Tanuja spent a year writing and editing the collection. According to her, many ingredients together make a good story but, “at a basic, elemental level for me, when a story introduces a reader to a world they never knew, and oddly enough, at the same time, the reader finds traces of themselves in the characters, and is touched by them—when the characters create a space for themselves in the readers' hearts—that's when a story is great.”
The stories from childhood that stayed with Tanuja, the ones that left a mark, are the ones she has included in the book.
“There was a sweetness and charm as well as some sort of inner grit in these stories. I felt genuine affection for these characters, their longings, their failures, and those episodes in their lives which they themselves possibly found unremarkable, but I found fascinating. Even when I used to hear these qissas during family vacations or hear my mother chat long-distance on the phone with her sisters, I loved listening to the quirky details of these stories. There was something so alive and vibrant about them.”
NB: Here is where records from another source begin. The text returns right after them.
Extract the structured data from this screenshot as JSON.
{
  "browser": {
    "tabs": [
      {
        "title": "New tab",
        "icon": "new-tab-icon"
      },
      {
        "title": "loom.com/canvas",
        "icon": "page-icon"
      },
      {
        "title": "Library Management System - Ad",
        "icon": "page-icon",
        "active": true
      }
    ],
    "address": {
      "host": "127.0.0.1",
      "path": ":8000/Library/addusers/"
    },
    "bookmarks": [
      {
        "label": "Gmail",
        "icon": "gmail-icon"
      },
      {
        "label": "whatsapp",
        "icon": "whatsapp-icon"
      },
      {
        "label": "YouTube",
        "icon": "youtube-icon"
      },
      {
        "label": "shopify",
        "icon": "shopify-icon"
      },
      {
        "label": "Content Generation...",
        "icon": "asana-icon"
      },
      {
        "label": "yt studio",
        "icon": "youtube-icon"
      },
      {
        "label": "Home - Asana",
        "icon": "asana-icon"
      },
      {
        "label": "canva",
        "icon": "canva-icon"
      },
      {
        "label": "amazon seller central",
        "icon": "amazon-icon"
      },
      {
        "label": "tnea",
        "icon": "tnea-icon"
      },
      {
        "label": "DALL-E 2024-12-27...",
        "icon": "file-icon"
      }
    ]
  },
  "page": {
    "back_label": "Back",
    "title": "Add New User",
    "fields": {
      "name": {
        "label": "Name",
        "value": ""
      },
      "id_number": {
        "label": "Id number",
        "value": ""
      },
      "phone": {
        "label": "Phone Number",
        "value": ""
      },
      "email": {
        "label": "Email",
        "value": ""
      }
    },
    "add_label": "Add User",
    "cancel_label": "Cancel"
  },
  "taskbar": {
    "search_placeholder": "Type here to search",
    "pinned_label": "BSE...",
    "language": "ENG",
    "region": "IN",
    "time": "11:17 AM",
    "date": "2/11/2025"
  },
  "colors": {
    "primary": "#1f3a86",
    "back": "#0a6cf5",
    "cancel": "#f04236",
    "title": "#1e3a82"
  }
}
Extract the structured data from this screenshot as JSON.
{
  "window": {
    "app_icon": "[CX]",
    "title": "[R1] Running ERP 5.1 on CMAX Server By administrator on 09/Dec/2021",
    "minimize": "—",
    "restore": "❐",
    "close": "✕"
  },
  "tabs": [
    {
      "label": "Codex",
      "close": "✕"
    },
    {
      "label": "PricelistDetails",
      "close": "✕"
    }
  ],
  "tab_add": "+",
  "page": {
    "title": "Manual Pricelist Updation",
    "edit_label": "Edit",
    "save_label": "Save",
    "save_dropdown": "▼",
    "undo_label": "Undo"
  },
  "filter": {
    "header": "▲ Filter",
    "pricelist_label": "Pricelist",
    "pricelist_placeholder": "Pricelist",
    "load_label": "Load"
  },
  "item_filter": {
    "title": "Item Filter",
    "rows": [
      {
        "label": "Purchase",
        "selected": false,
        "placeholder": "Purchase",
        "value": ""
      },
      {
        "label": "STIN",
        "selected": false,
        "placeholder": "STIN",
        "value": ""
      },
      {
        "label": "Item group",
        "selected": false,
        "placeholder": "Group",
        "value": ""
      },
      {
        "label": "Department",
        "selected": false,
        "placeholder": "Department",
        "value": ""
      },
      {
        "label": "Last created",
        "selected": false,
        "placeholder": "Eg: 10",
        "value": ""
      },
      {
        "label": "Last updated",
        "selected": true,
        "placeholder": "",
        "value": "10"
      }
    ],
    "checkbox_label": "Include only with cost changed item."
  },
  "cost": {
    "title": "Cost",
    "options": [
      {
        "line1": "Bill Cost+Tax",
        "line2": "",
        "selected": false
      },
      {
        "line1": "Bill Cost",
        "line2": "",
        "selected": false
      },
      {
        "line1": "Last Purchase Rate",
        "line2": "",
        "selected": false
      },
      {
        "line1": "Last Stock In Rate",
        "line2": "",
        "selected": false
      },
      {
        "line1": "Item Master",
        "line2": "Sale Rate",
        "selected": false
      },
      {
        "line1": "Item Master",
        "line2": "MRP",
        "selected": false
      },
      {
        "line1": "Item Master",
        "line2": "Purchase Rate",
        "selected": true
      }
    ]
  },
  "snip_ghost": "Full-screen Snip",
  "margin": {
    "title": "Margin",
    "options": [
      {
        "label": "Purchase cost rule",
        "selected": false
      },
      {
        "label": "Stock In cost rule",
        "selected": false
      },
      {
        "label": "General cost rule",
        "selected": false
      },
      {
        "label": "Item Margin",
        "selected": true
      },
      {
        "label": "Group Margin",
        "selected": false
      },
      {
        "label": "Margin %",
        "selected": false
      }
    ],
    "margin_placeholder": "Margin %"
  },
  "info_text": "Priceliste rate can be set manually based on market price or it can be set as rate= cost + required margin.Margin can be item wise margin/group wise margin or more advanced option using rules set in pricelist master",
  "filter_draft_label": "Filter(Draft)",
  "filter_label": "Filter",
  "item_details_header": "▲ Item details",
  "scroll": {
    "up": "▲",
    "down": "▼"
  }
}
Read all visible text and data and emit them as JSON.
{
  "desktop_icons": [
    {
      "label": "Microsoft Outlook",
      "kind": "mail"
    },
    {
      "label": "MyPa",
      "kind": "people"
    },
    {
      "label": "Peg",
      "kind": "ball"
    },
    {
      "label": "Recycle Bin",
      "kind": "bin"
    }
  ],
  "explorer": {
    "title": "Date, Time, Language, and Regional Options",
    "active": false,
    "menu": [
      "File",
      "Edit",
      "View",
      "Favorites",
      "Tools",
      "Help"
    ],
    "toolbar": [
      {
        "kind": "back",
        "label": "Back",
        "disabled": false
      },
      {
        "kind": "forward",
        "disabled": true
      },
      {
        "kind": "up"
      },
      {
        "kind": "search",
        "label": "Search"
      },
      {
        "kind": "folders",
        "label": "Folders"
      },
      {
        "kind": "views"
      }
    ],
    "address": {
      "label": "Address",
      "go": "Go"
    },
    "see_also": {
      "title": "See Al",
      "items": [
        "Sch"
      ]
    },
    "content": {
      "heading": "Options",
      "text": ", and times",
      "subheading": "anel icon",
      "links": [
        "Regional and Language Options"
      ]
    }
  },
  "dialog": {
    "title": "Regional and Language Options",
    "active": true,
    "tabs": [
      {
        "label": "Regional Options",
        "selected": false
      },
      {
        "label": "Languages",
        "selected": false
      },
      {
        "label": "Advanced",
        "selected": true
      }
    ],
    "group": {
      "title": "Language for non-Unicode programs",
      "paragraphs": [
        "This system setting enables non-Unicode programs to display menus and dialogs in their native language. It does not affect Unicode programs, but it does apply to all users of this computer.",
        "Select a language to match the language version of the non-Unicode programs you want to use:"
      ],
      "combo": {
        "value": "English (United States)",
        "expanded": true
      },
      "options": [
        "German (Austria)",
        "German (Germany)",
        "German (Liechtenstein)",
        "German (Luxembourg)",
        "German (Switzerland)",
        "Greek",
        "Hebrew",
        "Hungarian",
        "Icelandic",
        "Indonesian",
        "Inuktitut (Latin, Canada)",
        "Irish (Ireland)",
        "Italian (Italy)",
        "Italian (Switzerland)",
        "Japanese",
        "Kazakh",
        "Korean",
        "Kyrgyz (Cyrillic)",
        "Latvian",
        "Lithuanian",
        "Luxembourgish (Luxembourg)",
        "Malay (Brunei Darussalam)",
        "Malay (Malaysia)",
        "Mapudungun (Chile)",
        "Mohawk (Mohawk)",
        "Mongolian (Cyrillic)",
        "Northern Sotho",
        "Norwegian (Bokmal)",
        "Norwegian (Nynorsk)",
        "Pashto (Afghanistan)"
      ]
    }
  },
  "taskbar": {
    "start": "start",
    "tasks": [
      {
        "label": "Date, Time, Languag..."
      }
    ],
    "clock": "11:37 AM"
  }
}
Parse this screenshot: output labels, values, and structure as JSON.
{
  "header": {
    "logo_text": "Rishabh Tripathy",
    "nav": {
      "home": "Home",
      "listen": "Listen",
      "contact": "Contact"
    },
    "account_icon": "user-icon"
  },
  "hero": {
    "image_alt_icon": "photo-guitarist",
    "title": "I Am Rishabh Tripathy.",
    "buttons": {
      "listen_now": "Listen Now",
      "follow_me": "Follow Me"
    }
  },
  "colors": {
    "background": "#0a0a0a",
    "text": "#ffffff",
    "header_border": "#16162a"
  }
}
The novel she has been working on since before Bijnis Woman has been challenging, but she hopes to complete it soon.
Bijnis Woman has most certainly been a family project, and she gives credit where it is due:
“I'm the medium but the book, in a sense, has been written by several people, family members who told me stories about people they either knew or heard about in UP. That said, my narrative, my participation in this whole process is as much a part of the story as the plot itself,” she says.
The book has been a trip down memory lane for the family too.
As regards new projects in her kitty, she has just finished shooting a film on one such script which she has co-written. “The post-production of that is going on at present. I directed a short film called Silvat as well, which I hope will be out soon.”
Tanuja makes it a point to mention that scripts require a lot of time and attention but don’t necessarily get that kind of importance. However, like the characters in many of her stories, she doesn’t let anything bother her and goes about doing what she loves.
And to take a leaf out of her own book, we all can be a bit like Langhi and create opportunities for growth. Here’s an excerpt from Tanuja’s business woman that will inspire you to do just that:
The next day Langhi turned up with a stainless steel dessert tray. A tray with twelve cups and spoons. She wanted no clothes or money in exchange, it was a farewell gift. Sarla, deeply touched, asked what gift Langhi would like in return. Pat came the reply, ‘Your black-and-white TV.’ Sarla was surprised. ‘May God bless your saab with a long life, madamji,’ Langhi said, ‘he will buy you a much bigger TV. For a poor woman like me, it may never be possible to buy one. I don’t want it to watch programmes, madamji, I want it for bijnis.’
‘What?’ wondered Sarla. ‘What kind of business?’
‘No one has a TV set in our jhopadh patti, madamji, in the evening when the programme starts, I’ll charge fifty paisa for adults and twenty for children. Don’t you think it is a good idea?’